The problem with radar improvements is that while output and sensitivity gains have increased radar performance by about 20~30x in the past 30 years translating to an increase in range for a given physical aperture of up to 2.6 times. The advent of VLO airframes has reduced RCS to roughly 1/1000~1/10000th that of 4th generation jets. To make up for this through radar improvements will require an improvement of radar performance by 1000~10000x which is not projected to be possible with known and projected technological road maps.
I doubt radar range played much of a role - the IAF is transitioning to AEW-controlled sorties so the drop in effective range, if less, wasn't a top priority. Also, isn't the current CAPTOR mechanical while the RBE2 a phased array?
Anyway, it has been proved that THIS is the reason the Rafale won:
DT running a very balanced, sensible and well written article by Andrew Gilligan:
Turbulence ahead with Indian jet deal - Telegraph
Also points to the German lead as a limfac.....
The Telegraph article starts like that:
By preferring the French Rafale jet rather than the British-built Typhoon, they rejected, according to the Prime Minister, a “superb aircraft with far better capabilities”.
Eurofighter Jagdflugzeug GmbH (English: Eurofighter Fighter aircraft GmbH) is a multinational company that co-ordinates the design, production and upgrade of the Eurofighter Typhoon, this includes incorporating the jet engines designed and manufactured by EuroJet Turbo GmbH.
Founded in 1986, it has its head office in Hallbergmoos, Bavaria, Germany. The company is made up of the major aerospace companies of the four Eurofighter partner nations.
-----33% EADS Deutschland GmbH (Germany)
-----13% EADS CASA (Spain) 33%: BAE Systems (United Kingdom) 21%: Alenia Aeronautica (Italy)

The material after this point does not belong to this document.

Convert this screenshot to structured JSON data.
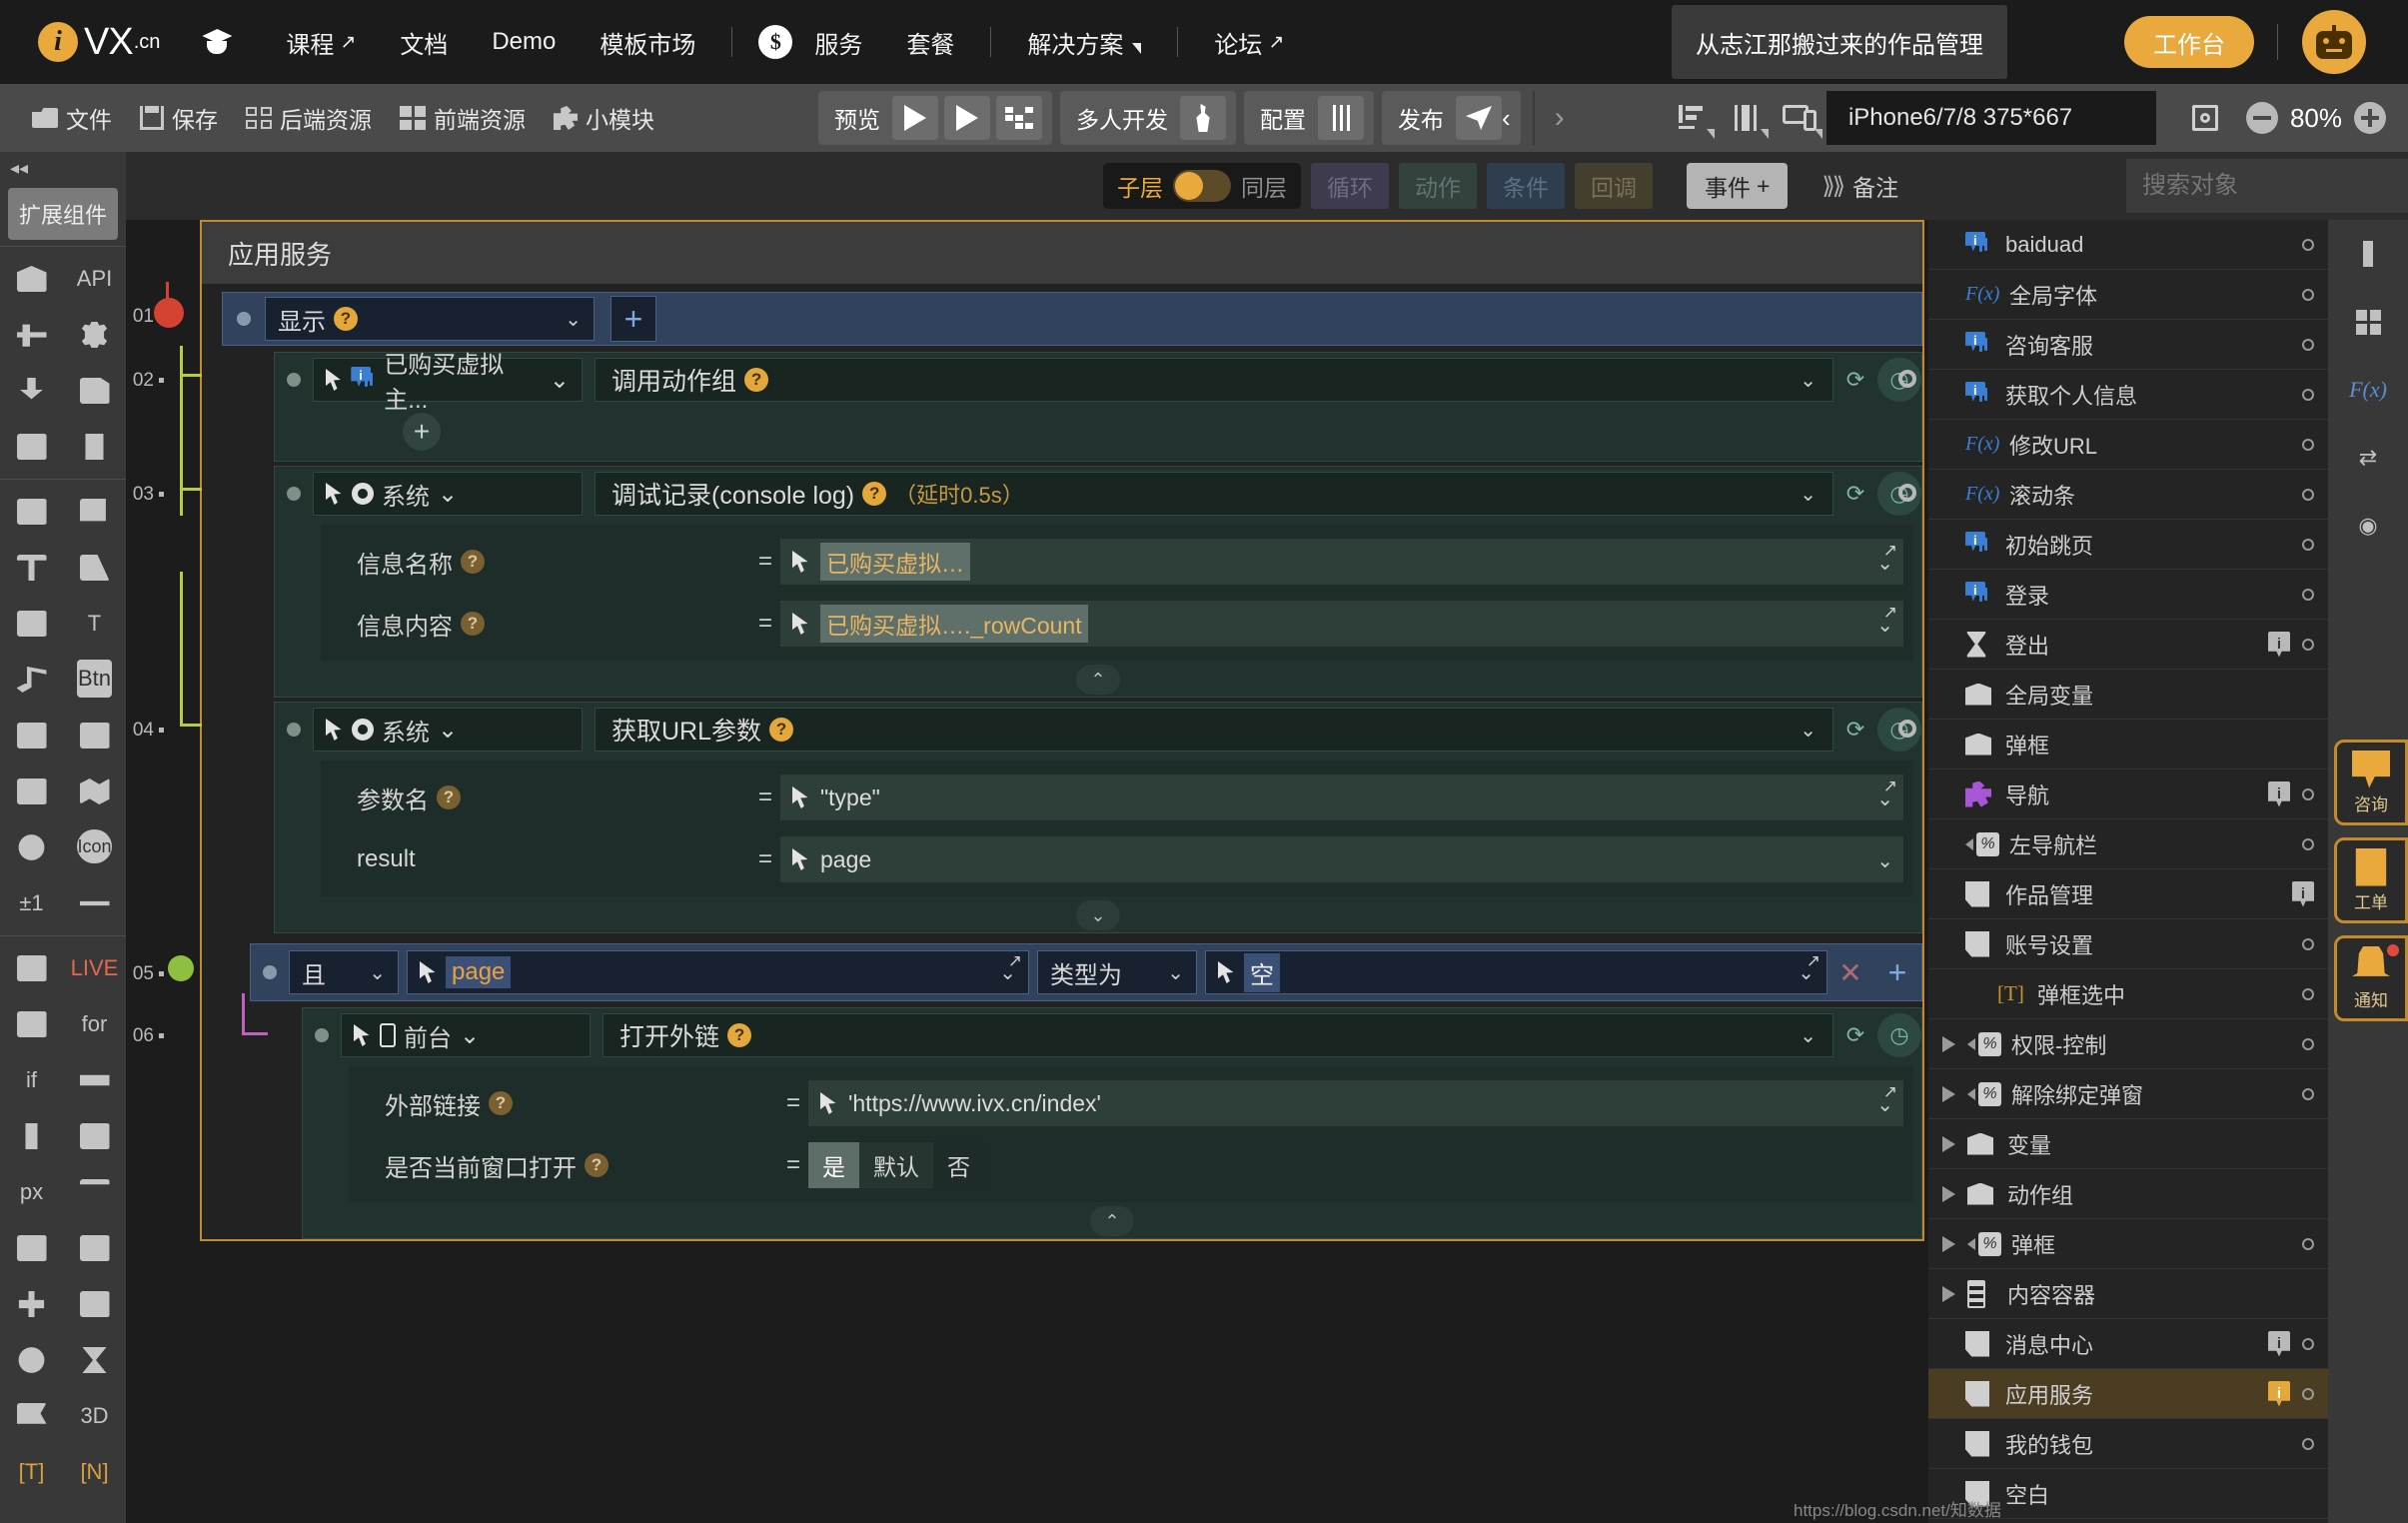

Cameron wrongly comparing the French Rafale and the "British-built Typhoon" tells a lot about the accuracy in the second statement of his sentence: superb aircraft with far better capabilities.
For an Air Force without aircraft carrier, the Typhoon could be a choice.
Fact is that in 2012 in the Airplanes (Airbus/Dassault), helicopters (Eurocopter), space (Arianespace) and nuclear (Areva) top industry Europe could do without UK, but definitely not without France. A fact that Cameron should understand before comparing his "British-built Typhoon and French Rafale".
...............At a more immediate level, the decision to buy the fighters, which has been greeted with unabashed glee in Paris, could provide the leverage for India to hold France to its promise of increasing cooperation across a whole range of areas, but especially in the nuclear and defence fields, including the greater sharing of technology and expertise. Of particular interest to New Delhi, is the question of enrichment and reprocessing (ENR) equipment transfers. The Nuclear Suppliers Group reneged on its 2008 bargain with India last year by banning the sale of ENR items but France — a key member of the nuclear cartel — has said it will not be bound by the new restrictions. The French must now be held to their word..................